WASHINGTON -- Libman and Kravitz were young men from Crown Heights, Brooklyn, living the postwar idyll of nickel drafts, dames, and the Dodgers, when U.S. President Harry Truman decided America had gone without a war long enough.
That was in the summer of 1950, as Kim Il-Sung, the Putin of Pyongyang, sent waves of fighters to unify the two Koreas by force. Truman responded with the Eighth United States Army and things only got worse from there, with the might of the Soviet Union, Red China and People's Korea arrayed against the soldiers, sailors and airmen of the United Nations, seven-eighths of them from the U.S.A.
Kravitz enlisted in Truman's legion, said goodbye to Libman outside Rae's Candy Store while their mothers played mah-jong, and went off to enlist in Company M of the 3rd Battalion of the 5th Regimental Combat Team of the 24th Infantry Division.
In March 1951, Company M was pinned down on a Korean hillside when, according the official American report of the skirmish, "the enemy launched a fanatical banzai charge with heavy supporting fire... When the machine gunner was wounded in the initial phase of action, Private Kravitz immediately seized the weapon and poured devastating fire into the ranks of the onrushing assailants.
"Upon order to withdraw, Private Kravitz voluntarily remained to provide protective fire for the retiring elements." When his body was retrieved the next day, "numerous enemy dead lay in and around his emplacement."
"I couldn't imagine why anyone would do that," Libman is telling me now in a hushed hotel that overlooks the Pentagon and Arlington National Cemetery. "He takes over the gun and sends the other men back to safety, and he knows he's not going to get through this."
For the next half-century, Mitch Libman would wonder why 136 Americans received the Medal of Honour for extraordinary bravery in the face of death in Korea, and none of them was a Jew. (None of them was Libman either; he got drafted and wound up in Korea in 1953, the very day a ceasefire was signed.)
"What Kravitz did, a lot of people who got the Medal of Honour, they did the same thing," he would argue, making a fanatical banzai charge through Congress.
This week, Libman's long crusade paid off -- if recognition forged in bronze and gilded with awe ever can be called the equal of a long and loving life.

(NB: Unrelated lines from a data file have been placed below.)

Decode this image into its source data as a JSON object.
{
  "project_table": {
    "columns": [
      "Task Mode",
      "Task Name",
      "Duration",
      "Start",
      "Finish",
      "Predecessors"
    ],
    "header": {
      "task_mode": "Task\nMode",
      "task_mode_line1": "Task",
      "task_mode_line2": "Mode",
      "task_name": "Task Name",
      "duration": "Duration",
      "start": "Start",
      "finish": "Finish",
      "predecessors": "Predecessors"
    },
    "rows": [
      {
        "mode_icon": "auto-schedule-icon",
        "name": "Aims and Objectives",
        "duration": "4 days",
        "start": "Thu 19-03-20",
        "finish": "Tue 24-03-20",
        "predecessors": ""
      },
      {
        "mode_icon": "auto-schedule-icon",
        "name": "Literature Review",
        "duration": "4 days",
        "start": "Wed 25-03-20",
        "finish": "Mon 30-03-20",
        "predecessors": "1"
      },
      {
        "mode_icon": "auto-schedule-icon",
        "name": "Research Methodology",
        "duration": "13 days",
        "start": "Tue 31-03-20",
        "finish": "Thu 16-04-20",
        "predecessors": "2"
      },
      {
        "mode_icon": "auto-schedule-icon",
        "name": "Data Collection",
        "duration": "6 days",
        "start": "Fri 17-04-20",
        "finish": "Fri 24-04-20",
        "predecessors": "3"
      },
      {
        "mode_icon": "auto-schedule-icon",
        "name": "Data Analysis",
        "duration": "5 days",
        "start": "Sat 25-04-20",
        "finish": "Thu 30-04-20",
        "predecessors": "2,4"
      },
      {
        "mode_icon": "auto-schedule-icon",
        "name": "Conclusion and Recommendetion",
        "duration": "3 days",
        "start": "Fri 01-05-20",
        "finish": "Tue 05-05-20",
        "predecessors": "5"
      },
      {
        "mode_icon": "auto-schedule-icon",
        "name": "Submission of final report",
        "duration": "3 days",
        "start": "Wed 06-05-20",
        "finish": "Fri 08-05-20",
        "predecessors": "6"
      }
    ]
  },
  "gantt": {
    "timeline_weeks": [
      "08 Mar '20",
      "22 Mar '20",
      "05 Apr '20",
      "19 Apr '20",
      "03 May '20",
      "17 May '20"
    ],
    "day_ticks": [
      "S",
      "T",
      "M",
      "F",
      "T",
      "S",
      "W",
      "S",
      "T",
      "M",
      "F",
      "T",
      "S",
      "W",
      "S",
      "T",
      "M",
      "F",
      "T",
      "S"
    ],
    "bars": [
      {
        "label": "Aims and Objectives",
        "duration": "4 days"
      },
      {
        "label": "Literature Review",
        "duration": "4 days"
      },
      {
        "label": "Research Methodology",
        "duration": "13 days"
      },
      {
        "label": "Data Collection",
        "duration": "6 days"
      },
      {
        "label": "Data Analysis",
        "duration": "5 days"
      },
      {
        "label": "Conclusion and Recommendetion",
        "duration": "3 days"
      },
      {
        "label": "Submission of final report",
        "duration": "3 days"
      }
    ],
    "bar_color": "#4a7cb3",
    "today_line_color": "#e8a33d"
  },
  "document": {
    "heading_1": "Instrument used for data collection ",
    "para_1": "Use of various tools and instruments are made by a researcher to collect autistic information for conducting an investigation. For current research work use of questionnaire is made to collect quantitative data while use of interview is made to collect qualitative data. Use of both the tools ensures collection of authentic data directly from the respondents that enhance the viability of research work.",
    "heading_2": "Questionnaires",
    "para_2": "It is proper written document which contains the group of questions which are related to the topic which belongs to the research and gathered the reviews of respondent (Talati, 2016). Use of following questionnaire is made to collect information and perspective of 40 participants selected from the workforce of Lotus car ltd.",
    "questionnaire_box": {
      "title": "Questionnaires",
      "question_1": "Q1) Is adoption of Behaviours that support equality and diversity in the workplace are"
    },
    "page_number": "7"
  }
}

Private First Class Kravitz is one of 24 men -- three of them still living, most of them of Latino descent -- who have been added to the rolls of this country's highest award for courage and self-sacrifice.
Tiptoeing through a minefield of institutional racism and anti-Christian derision, the White House explains that the annals of the Second World War, Korea and Vietnam had been re-combed "to ensure those deserving the Medal of Honour were not denied because of prejudice."
Some of last week's recipients were members of neither tribe. The widow of a sergeant named Jack Weinstein -- a Christian of German descent from Harry Truman's hometown of Lamar, Mo. -- sighs as she remembered first glimpsing him, more than 60 years ago, across a crowded room.
Then Weinstein went to Korea. In October 1951, his unit "was hit," according to the regimental report, "by a fierce counterattack by about 30 fanatical Chinese Communist troops."
He killed most of them, crawled out on a broken leg, married his Nancy from the village dance, gave her five children, worked a farm in Kansas and died eight Aprils ago.
"If he had a brother, he couldn't have loved him any more than he loved the soldiers under him," Nancy says.
"Do you think we are finished with war?" I ask her.
"I am so afraid," she whispers. "And do we even know who the enemy is?"
"Do you think we are finished with war?" I ask Mitch Libman and his wife, Marilyn.
"I don't think the world will ever be done with war," Marilyn says. "To see what is going on in Syria and Ukraine and knowing what happened with Hitler, how can you just close your eyes?"
The Medal of Honour recipient's first name was Leonard: Lenny Kravitz. He left behind in Brooklyn a brother named Seymour, whom everybody called Sy, who had a daughter named Lauri with one wife and a son with a second wife whom he named after his hero brother.
This boy, of course, is the Lenny Kravitz with the eight Grammy Awards, one of them for reprising the Guess Who classic American Woman and the lyric that still damns and shames this republic: "I don't need your war machines. I don't need your ghetto scenes."
"Do you think we are finished with war?" I ask Lauri Kravitz-Wenger, whose family runs a diner on a highway a couple of hours north of Crown Heights, Brooklyn.
"I feel like whenever we are protecting ourselves, then it needs to be," she answers. "But to lose so many young lives for places that don't even want us there, it's kind of hard to swallow."
She is here to accept the medal for a hero who never came home, no more or less fanatical than any man of any nation who fights for his friends.
"People say, 'Too bad your uncle never got to meet his famous nephew,' " she says. "I tell them, 'No, it's too bad he never got to meet our uncle.' "
Allen Abel is a Brooklyn-born Canadian journalist based in Washington, D.C.